My two boys are very different in character but they also share common characteristics: the ability to wind the other up incessantly and the ability to wrestle any time, any place (preferably in a supermarket aisle in front of a tutting crowd of people without children and smug MOGs (Mothers of Girls).  For a while I put this insatiable desire to be in physical contact with each other in some way 24/7 (usually in some painful-looking, totally unnatural wrestling hold) down to watching too much TV and particularly the ghastly WWE wrestling to which my elder son appears addicted (no, before you ask, I don’t let him watch it, but he’s clever, he’s cunning and he seems to find a way to outwit me…), but I don’t think this is the case.  This is just the nature of boys.  For the first five years of motherhood, I watched my boys with a growing sense of horror – what had I created?  Rough and Tumble, they call it, no **** – that’s putting it mildly.  Sometimes I can barely bear to watch and I am constantly amazed that they never seem to really hurt each other (well, not too badly). I don’t really intervene much these days, I let them work it out.  I am resigned to the fact that this is how boys operate – it’s King of the Jungle stuff and I am not going to pretend to understand it. The fighting aside, I love my boys totally and I can only hope that the fisticuffs they indulge in now with each other will recede as they mature otherwise I shall be spending an increasing amount of time visiting the local nick.

I have to admit that due to the unruly behaviour of my boys on occasion (NB understatement), I did at times really question my mothering skills.  I had deliberately ignored the Gina Ford route with mine – I realised very early on that I had already failed by her standards by 7am as I had not pulled up the black-out blinds, changed baby, had a shower myself and eaten my toast and marmalade.
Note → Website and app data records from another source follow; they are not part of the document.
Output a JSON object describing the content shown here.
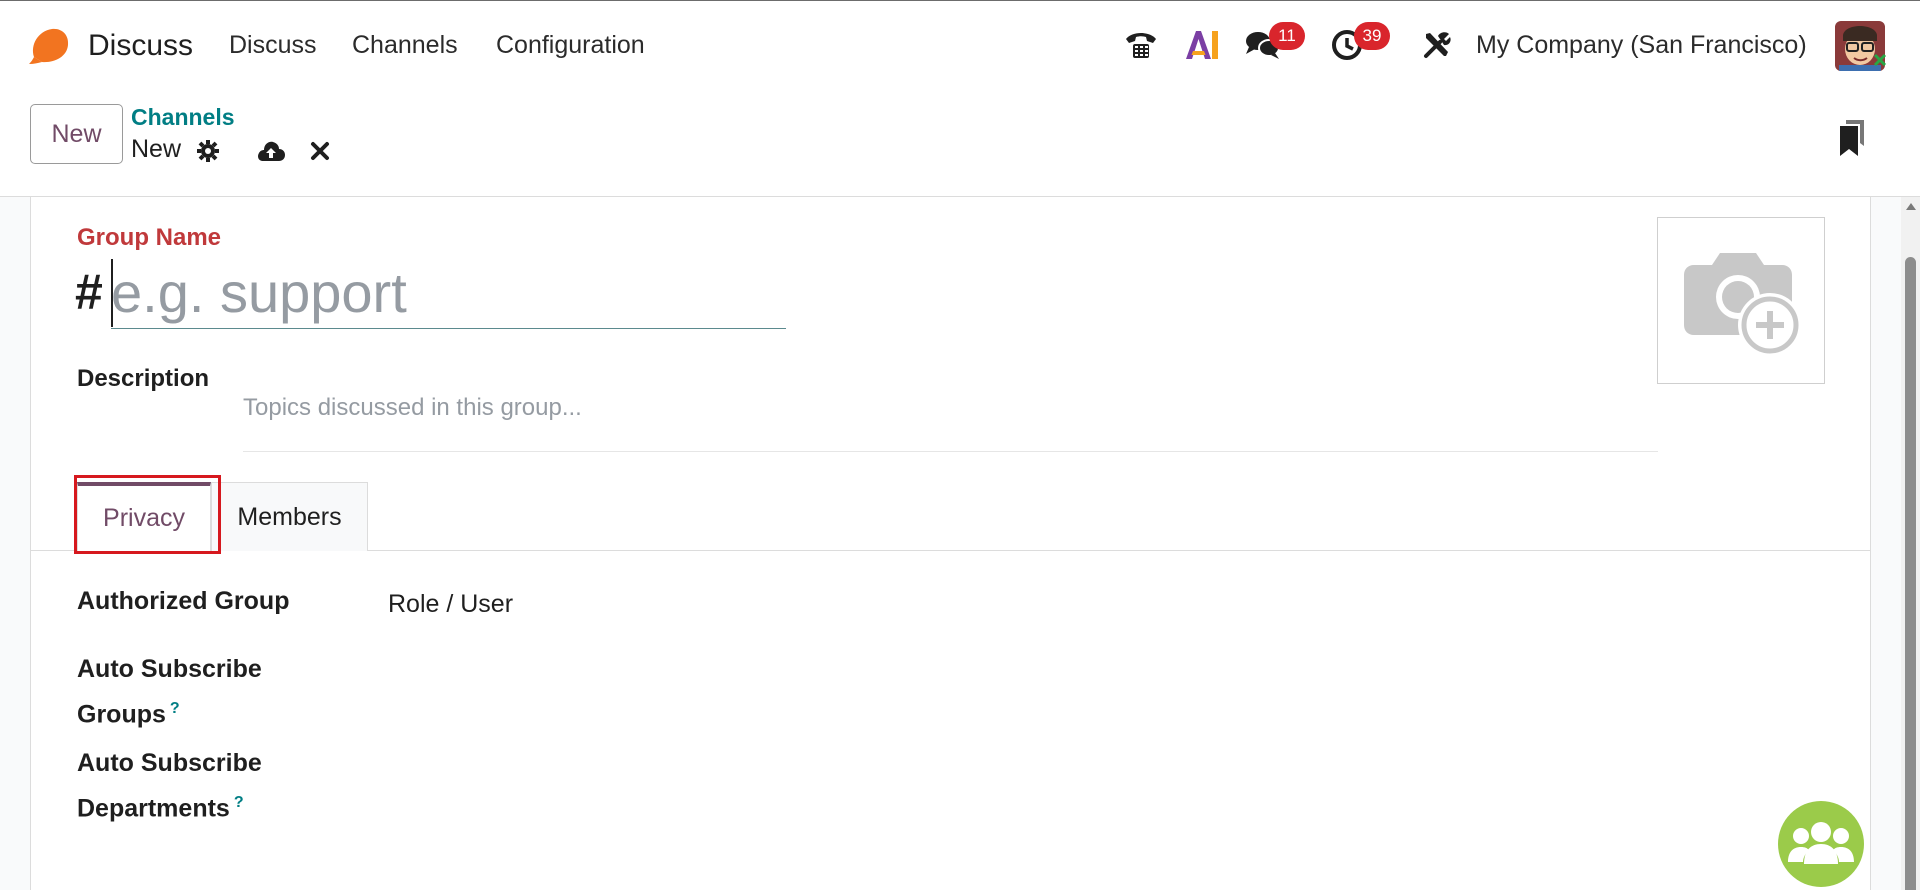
{
  "navbar": {
    "app_name": "Discuss",
    "menu": [
      "Discuss",
      "Channels",
      "Configuration"
    ],
    "messages_badge": "11",
    "activities_badge": "39",
    "company": "My Company (San Francisco)",
    "ai_label": "AI"
  },
  "control_panel": {
    "new_button": "New",
    "breadcrumb_parent": "Channels",
    "breadcrumb_current": "New"
  },
  "form": {
    "group_name_label": "Group Name",
    "hash": "#",
    "group_name_placeholder": "e.g. support",
    "description_label": "Description",
    "description_placeholder": "Topics discussed in this group..."
  },
  "tabs": [
    "Privacy",
    "Members"
  ],
  "privacy_fields": {
    "authorized_group_label": "Authorized Group",
    "authorized_group_value": "Role / User",
    "auto_subscribe_groups_label_1": "Auto Subscribe",
    "auto_subscribe_groups_label_2": "Groups",
    "auto_subscribe_departments_label_1": "Auto Subscribe",
    "auto_subscribe_departments_label_2": "Departments",
    "help_mark": "?"
  },
  "colors": {
    "brand": "#714b67",
    "link": "#017e84",
    "required_label": "#c0393b",
    "badge": "#d9252c",
    "highlight": "#d6181e"
  }
}
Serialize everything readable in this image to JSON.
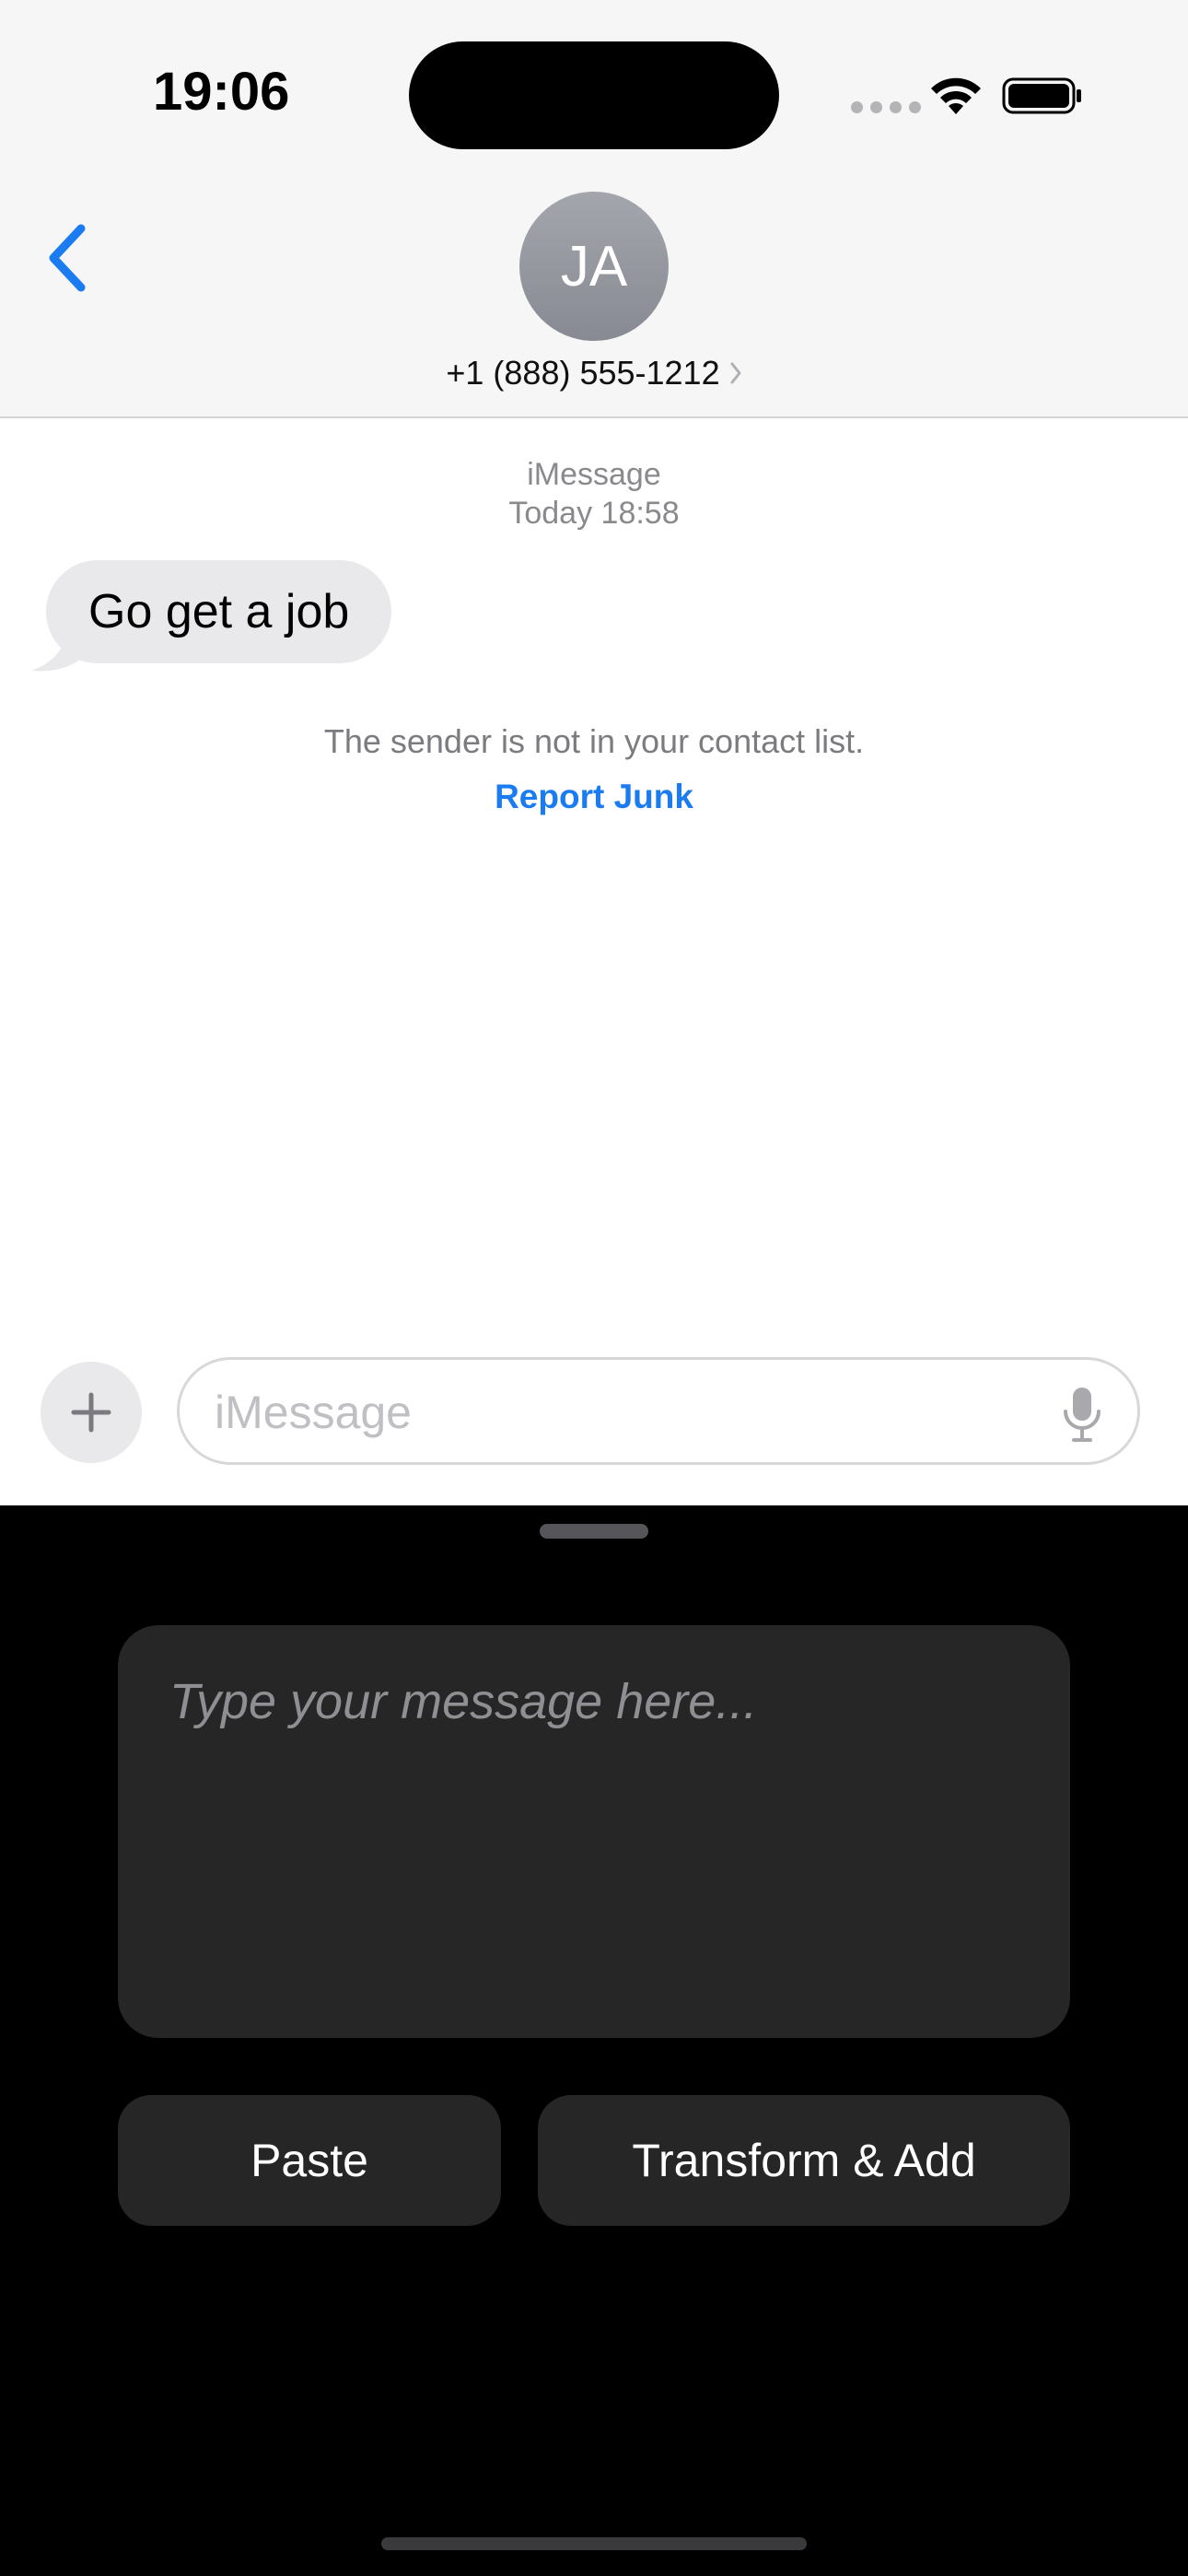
{
  "status_bar": {
    "time": "19:06"
  },
  "header": {
    "avatar_initials": "JA",
    "contact_name": "+1 (888) 555-1212"
  },
  "conversation": {
    "service_label": "iMessage",
    "timestamp": "Today 18:58",
    "messages": [
      {
        "direction": "incoming",
        "text": "Go get a job"
      }
    ],
    "unknown_sender_notice": "The sender is not in your contact list.",
    "report_junk_label": "Report Junk"
  },
  "composer": {
    "placeholder": "iMessage",
    "value": ""
  },
  "extension_panel": {
    "textarea_placeholder": "Type your message here...",
    "paste_label": "Paste",
    "transform_label": "Transform & Add"
  },
  "colors": {
    "accent": "#1a7cf0",
    "incoming_bubble": "#e9e9eb",
    "panel_background": "#000000",
    "panel_control": "#262626"
  },
  "icons": [
    "chevron-left-icon",
    "chevron-right-icon",
    "plus-icon",
    "microphone-icon",
    "wifi-icon",
    "battery-icon",
    "cellular-signal-icon"
  ]
}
I didn’t think that feeling a failure so early on every morning would be particularly good for my confidence levels (which we all know are not exactly rocketing in the early days of motherhood). I found myself naturally gravitating to other “MOBs” (Mothers of Boys) because they understood that there was no way my children were going to sit at a table for half an hour, colouring, gluing and sticking (not unless they were able to do all those things to each other or one of my more prized possessions).

Then suddenly three years ago, I found myself with one foot in each camp – I had a little girl. Over the last 3 years, it has become obvious – it’s not about nurture (well at least not largely) but it is nature.  I have done nothing to encourage her in any direction different to the boys but she naturally loves pink, plays with dolls, dresses up, watches me put on make-up in a rather disconcertingly fascinated manner and basically behaves in the stereotypical “girl” way. I have to add that at the moment she is proving an awful lot easier than the boys at that age.  Yesterday, she had a playdate and I did absolutely nothing for 2 hours whilst these two adorable little girls dressed up, tottered around in little heels and played “Mummies and Babies” (where’s the Daddy you may well ask?! Is this a sign of the times?).

The biggest relief to me with a foot in each camp is that it is not my mothering skills that are at fault – they are as good or as bad as the next person. No, the simple fact is that boys and girls are fundamentally very different from birth and I would wager that boys are harder work in the first ten years of life (although enormously rewarding too) but I am under no illusions that come the teenage years, all those hours of my little girl watching me put on make-up and tottering around in my shoes is going towards creating the horror of “teenage girl”.  I know at that point I shall probably be  saying to my boys that they were hard work when they were younger but that their sister’s behaviour now is a whole new ball game and I shall be looking back fondly at the days of my “rough and tumble”, uncomplicated boys.  However, for now, there is truth in the old ditty that girls are “Sugar and spice and all things nice” and boys are, well, fabulous, physical and sometimes just a little frustrating!